  • 11.1% of solicitors and 10.1% of barristers in practice are from black and minority ethnic groups
  • In 2010 1.7% of firms employed 41.6% of solicitors in private practice
  • There were 4,874 new training contracts registered in 2009/10, a decrease of 16% on the previous year.
  • In the same year 11,370 full time and 3,140 part-time Legal Practice Course places were available.
  • 460 ‘First Six’ pupillages were registered in 2009/10, a decrease of 0.6%; 1,432 students had passed the Bar Professional Training Course in 2008/09
  • 13,433 students graduated with Qualifying Law Degrees in the summer of 2009
  • Over half (56.6%) of the QLD graduates in 2009 received first or upper second class degrees.
  • ILEX has 19,176 members
  • 73% of ILEX members are female
  • In 2009 there were 29,211 applicants to study for a first degree in law in England and Wales; slightly over two-thirds of these were accepted.


Office of National Statistics

Bar Barometer: Trends in the Profile of the Bar, (General Council of the Bar/Bar Standards Board, March 2011)

Institute of Legal Executives

Trends in the Solicitors’ Profession: Annual Statistical Report 2010, (The Law Society, 2010).

Those starting out on the study of law need to reflect on the implications of this information. In particular the gap between the numbers of training contracts and pupillages available and the numbers reaching the stage when they can qualify for a training contract/pupillage.
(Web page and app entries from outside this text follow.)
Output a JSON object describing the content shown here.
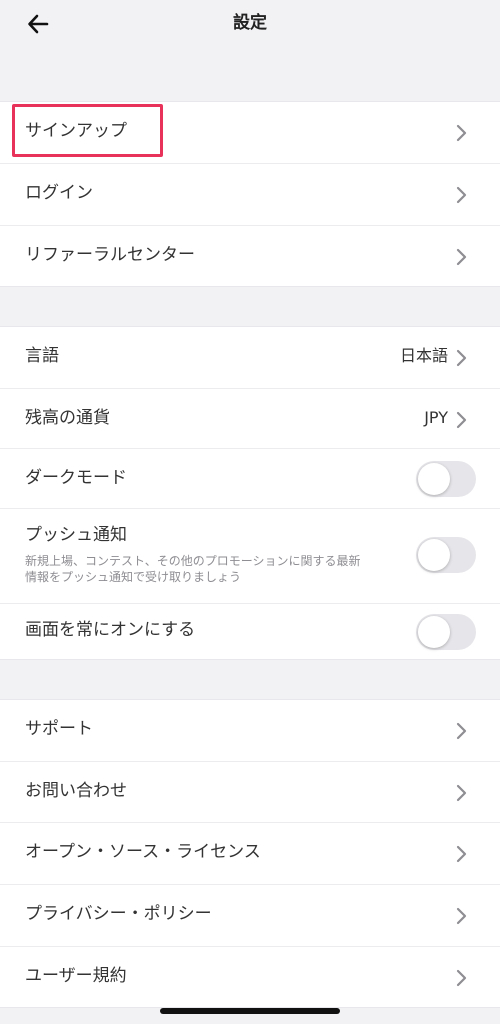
{
  "header": {
    "title": "設定"
  },
  "account": {
    "signup": "サインアップ",
    "login": "ログイン",
    "referral": "リファーラルセンター"
  },
  "settings": {
    "language_label": "言語",
    "language_value": "日本語",
    "currency_label": "残高の通貨",
    "currency_value": "JPY",
    "dark_mode_label": "ダークモード",
    "dark_mode_on": false,
    "push_label": "プッシュ通知",
    "push_desc_line1": "新規上場、コンテスト、その他のプロモーションに関する最新",
    "push_desc_line2": "情報をプッシュ通知で受け取りましょう",
    "push_on": false,
    "screen_on_label": "画面を常にオンにする",
    "screen_on_on": false
  },
  "info": {
    "support": "サポート",
    "contact": "お問い合わせ",
    "oss": "オープン・ソース・ライセンス",
    "privacy": "プライバシー・ポリシー",
    "terms": "ユーザー規約"
  },
  "colors": {
    "highlight": "#e8325a",
    "background": "#f2f2f5"
  },
  "icons": {
    "back": "arrow-left-icon",
    "chevron": "chevron-right-icon"
  }
}
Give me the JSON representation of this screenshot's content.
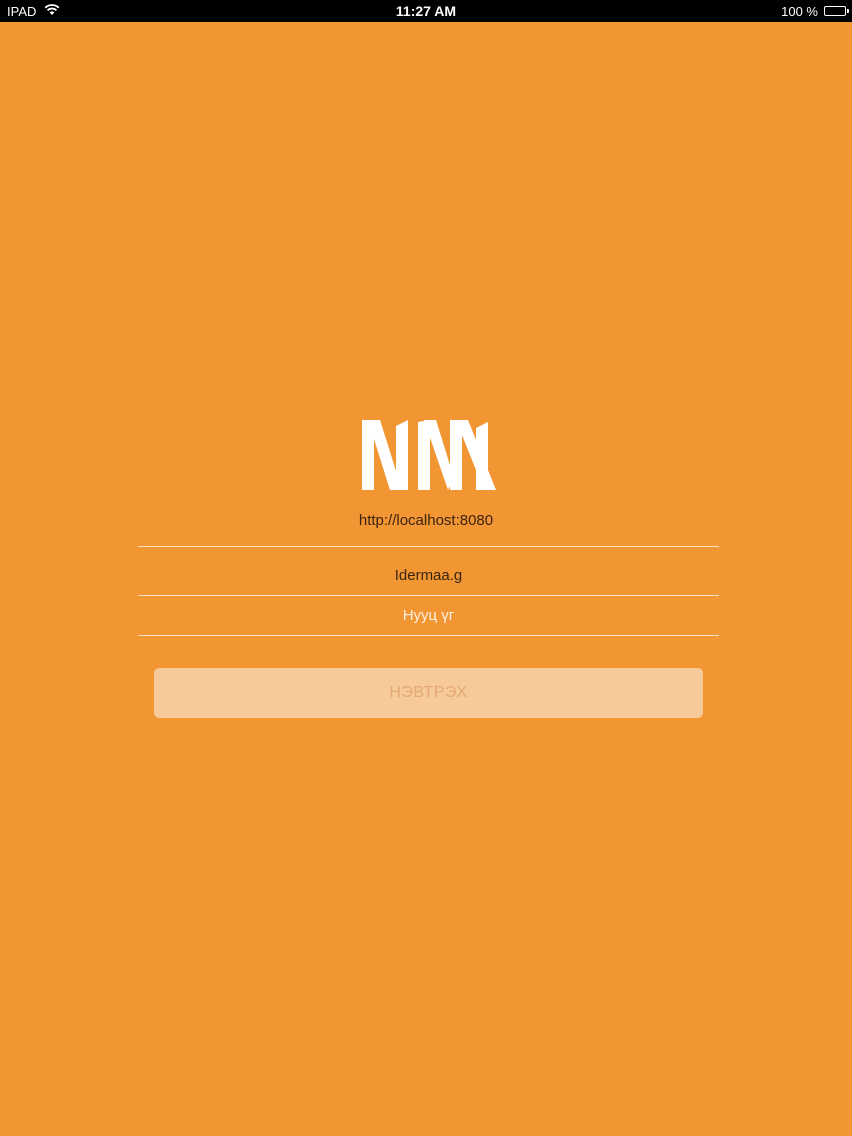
{
  "status_bar": {
    "device": "IPAD",
    "time": "11:27 AM",
    "battery": "100 %",
    "battery_level": 1.0
  },
  "login": {
    "logo_text": "NM",
    "server_url": "http://localhost:8080",
    "username_value": "Idermaa.g",
    "password_placeholder": "Нууц үг",
    "login_button_label": "НЭВТРЭХ"
  },
  "colors": {
    "background": "#F29634",
    "button_bg": "#F7CA99",
    "button_text": "#E4A977",
    "divider": "#FBE2C4"
  },
  "icons": {
    "wifi": "wifi-icon",
    "battery": "battery-icon",
    "logo": "nm-logo"
  }
}
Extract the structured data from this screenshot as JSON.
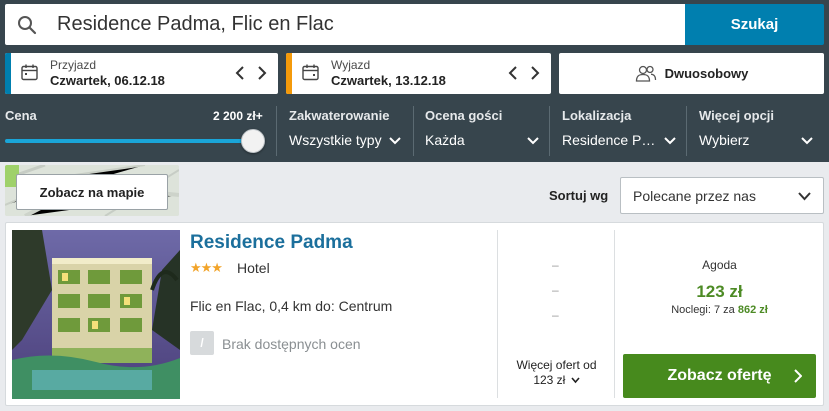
{
  "search": {
    "query": "Residence Padma, Flic en Flac",
    "button_label": "Szukaj"
  },
  "dates": {
    "checkin": {
      "label": "Przyjazd",
      "value": "Czwartek, 06.12.18",
      "accent": "#007faf"
    },
    "checkout": {
      "label": "Wyjazd",
      "value": "Czwartek, 13.12.18",
      "accent": "#f49a0b"
    }
  },
  "room": {
    "label": "Dwuosobowy"
  },
  "filters": {
    "price": {
      "label": "Cena",
      "max_value": "2 200 zł+",
      "level_percent": 100
    },
    "accommodation": {
      "label": "Zakwaterowanie",
      "value": "Wszystkie typy"
    },
    "rating": {
      "label": "Ocena gości",
      "value": "Każda"
    },
    "location": {
      "label": "Lokalizacja",
      "value": "Residence P…"
    },
    "more": {
      "label": "Więcej opcji",
      "value": "Wybierz"
    }
  },
  "map": {
    "button_label": "Zobacz na mapie"
  },
  "sort": {
    "label": "Sortuj wg",
    "value": "Polecane przez nas"
  },
  "result": {
    "name": "Residence Padma",
    "stars": "★★★",
    "star_count": 3,
    "type": "Hotel",
    "location": "Flic en Flac, 0,4 km do: Centrum",
    "rating_badge": "/",
    "rating_text": "Brak dostępnych ocen",
    "alt_offers": [
      "–",
      "–",
      "–"
    ],
    "more_offers_label": "Więcej ofert od",
    "more_offers_price": "123 zł",
    "provider": "Agoda",
    "price": "123 zł",
    "nights_prefix": "Noclegi: 7 za",
    "nights_total": "862 zł",
    "deal_button": "Zobacz ofertę"
  },
  "colors": {
    "header_bg": "#37454d",
    "search_button": "#007faf",
    "deal_button": "#478a1d",
    "price_green": "#4d8b25",
    "hotel_link": "#1b6f9c"
  }
}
One of the reasons why I emphasise the ‘holistic’ approach to thinking about Law and the Legal System in my book is that students who want to use their studies in some practical context need to think beyond the traditional professional boundaries of solicitor and barrister.

For further information about the Legal Education and Training Review see

Written by lwtmp

February 6, 2012 at 2:04 pm

Posted in Chapter 9